Former Leeds United and England player Paul Madeley has died at the age of 73 after a long battle with Parkinson's disease, British media reported on Monday.
The versatile Madeley, who played 724 games for the club until he retired in 1980 and was nicknamed "Rolls Royce," revealed over a decade ago that he suffered from the disease.
He was a key member of the team that won the league title under manager Don Revie in 1969 and 1974 plus the League Cup in 1968 and FA Cup in 1972. He also won 24 international caps.
Madeley was in the Leeds side that came runners-up in the European Cup Winners' Cup in 1973 and the European Cup in 1975.
"Everyone at #LUFC is deeply saddened to hear of the passing of #LUFC legend Paul Madeley. Our thoughts are with his family and friends," the Yorkshire club wrote on their twitter account.
A statement released by Madeley's family said: "Paul Madeley passed away peacefully today surrounded by his family in Leeds.
"The late Don Revie christened him his 'Roll Royce' and to us he was just that -- a class act as a husband and a father who always had time for everyone he met."
Madeley was born in Beeston, close to the Elland Road club he supported, and only played for Leeds in an 18-year career.
His club teammate Eddie Gray was quoted in The Yorkshire Post saying: "Don loved him because he was good enough to play anywhere you asked him to -- centre-back, up front, out wide.

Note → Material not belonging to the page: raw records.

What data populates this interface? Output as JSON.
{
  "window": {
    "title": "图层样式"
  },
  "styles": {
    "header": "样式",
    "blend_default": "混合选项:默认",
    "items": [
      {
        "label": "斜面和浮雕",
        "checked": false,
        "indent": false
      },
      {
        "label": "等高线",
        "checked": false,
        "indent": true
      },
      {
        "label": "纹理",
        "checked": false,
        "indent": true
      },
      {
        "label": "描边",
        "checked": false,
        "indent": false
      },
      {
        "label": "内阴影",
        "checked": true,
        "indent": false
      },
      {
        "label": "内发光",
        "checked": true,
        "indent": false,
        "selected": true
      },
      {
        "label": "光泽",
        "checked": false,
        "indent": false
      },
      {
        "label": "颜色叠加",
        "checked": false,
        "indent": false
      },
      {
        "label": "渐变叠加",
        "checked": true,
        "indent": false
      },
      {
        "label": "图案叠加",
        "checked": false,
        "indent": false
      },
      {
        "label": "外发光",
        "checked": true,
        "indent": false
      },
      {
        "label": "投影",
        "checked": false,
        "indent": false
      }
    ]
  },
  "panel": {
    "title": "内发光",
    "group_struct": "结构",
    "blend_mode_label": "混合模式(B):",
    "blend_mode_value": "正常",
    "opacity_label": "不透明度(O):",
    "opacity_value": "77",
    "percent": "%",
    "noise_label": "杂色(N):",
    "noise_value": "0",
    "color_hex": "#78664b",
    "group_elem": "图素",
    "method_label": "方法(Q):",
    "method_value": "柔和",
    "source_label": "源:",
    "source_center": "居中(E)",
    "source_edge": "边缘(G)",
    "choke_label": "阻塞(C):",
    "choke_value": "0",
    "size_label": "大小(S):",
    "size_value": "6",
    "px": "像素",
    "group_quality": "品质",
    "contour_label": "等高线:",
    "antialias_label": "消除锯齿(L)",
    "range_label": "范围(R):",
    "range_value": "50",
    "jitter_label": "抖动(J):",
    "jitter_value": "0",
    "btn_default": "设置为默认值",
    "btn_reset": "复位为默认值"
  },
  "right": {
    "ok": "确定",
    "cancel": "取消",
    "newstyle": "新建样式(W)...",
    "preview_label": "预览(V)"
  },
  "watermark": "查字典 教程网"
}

It didn't matter. He had the talent for it and he was invaluable."